_Task to complete_. Output the listing below verbatim, from its first line to its last.
*** Records shown Section Begins ***
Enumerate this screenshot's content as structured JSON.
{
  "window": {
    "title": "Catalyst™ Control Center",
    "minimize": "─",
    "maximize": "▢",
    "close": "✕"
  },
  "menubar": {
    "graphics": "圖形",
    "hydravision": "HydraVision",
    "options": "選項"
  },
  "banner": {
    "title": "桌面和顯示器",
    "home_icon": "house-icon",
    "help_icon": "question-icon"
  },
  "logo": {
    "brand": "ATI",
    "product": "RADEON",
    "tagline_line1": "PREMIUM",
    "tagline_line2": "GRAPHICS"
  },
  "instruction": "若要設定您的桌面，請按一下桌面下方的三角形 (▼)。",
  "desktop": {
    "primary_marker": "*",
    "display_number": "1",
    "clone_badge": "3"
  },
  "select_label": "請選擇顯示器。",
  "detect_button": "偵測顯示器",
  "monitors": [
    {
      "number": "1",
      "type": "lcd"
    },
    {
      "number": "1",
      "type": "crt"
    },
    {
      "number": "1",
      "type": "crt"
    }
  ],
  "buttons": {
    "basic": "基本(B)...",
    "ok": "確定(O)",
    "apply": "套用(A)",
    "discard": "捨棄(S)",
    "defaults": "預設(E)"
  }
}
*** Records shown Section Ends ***
_Response_.
Enumerate this screenshot's content as structured JSON.
{
  "window": {
    "title": "Catalyst™ Control Center",
    "minimize": "─",
    "maximize": "▢",
    "close": "✕"
  },
  "menubar": {
    "graphics": "圖形",
    "hydravision": "HydraVision",
    "options": "選項"
  },
  "banner": {
    "title": "桌面和顯示器",
    "home_icon": "house-icon",
    "help_icon": "question-icon"
  },
  "logo": {
    "brand": "ATI",
    "product": "RADEON",
    "tagline_line1": "PREMIUM",
    "tagline_line2": "GRAPHICS"
  },
  "instruction": "若要設定您的桌面，請按一下桌面下方的三角形 (▼)。",
  "desktop": {
    "primary_marker": "*",
    "display_number": "1",
    "clone_badge": "3"
  },
  "select_label": "請選擇顯示器。",
  "detect_button": "偵測顯示器",
  "monitors": [
    {
      "number": "1",
      "type": "lcd"
    },
    {
      "number": "1",
      "type": "crt"
    },
    {
      "number": "1",
      "type": "crt"
    }
  ],
  "buttons": {
    "basic": "基本(B)...",
    "ok": "確定(O)",
    "apply": "套用(A)",
    "discard": "捨棄(S)",
    "defaults": "預設(E)"
  }
}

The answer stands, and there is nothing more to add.